A green technology project soon to be online at Cal State East Bay will not just be a learning and research tool for students -- it also will supply power to the state's electric grid.
The university will become one of the first colleges in Northern California to host a fuel cell -- a clean, low emission, mini-power plant that uses natural gas and water to generate electricity.
School officials, as well as representatives from Pacific Gas & Electric Co., broke ground on the project this week. PG&E is footing the bill for the $7 million project, which is expected to be online in April.
The fuel cell project is a win-win situation for the school, said Jim Zavagno, the university's director of planning, design and construction.
Not only will the fuel cell lend itself as a teaching tool in science, engineering and math education, but the university also will receive the cell's "waste product" -- hot water -- for free, he said.
"A lot of times, the hot water from this process is just dumped down the lines," Zavagno said. "But we'll use it to heat some of our buildings and our pool."
Zavagno said the hot water will save the school about $155,000 annually -- although the school is on the hook for the infrastructure necessary to distribute the water, which will cost about $600,000.
The fuel cell -- at the northern tip of the school's campus -- will be capable of generating up to 1.4 megawatts of electricity. Zavagno said that is approximately enough to power 1,200 standard size homes at any given time.

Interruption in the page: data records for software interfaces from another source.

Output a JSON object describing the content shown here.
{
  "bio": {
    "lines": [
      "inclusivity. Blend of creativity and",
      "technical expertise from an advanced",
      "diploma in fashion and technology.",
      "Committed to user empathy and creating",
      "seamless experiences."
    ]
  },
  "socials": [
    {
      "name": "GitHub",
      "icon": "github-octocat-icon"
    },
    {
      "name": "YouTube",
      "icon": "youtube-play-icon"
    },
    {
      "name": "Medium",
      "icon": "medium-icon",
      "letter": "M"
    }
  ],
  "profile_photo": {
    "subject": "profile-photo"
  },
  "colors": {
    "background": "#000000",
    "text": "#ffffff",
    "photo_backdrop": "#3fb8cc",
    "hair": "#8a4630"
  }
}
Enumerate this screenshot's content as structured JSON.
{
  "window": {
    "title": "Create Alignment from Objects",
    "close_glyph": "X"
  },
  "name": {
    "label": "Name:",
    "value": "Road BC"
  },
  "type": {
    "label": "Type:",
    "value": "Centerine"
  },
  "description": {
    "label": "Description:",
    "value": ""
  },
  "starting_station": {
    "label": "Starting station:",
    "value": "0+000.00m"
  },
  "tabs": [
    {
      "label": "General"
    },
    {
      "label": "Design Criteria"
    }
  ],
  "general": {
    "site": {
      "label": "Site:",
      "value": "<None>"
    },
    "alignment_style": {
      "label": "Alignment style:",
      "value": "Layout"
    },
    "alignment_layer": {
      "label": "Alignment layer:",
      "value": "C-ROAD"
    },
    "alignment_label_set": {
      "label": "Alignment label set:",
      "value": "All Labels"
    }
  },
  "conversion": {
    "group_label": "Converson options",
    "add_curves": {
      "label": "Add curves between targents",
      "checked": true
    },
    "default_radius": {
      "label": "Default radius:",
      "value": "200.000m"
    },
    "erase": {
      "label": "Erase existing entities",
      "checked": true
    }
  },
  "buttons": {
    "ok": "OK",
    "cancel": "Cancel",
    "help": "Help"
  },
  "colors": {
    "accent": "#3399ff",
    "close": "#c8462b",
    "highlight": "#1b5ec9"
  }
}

However, unlike the solar panels on top of some campus buildings that generate electricity for the school, the electricity generated by the fuel cell will be added to the state's electric grid and used to power businesses and homes.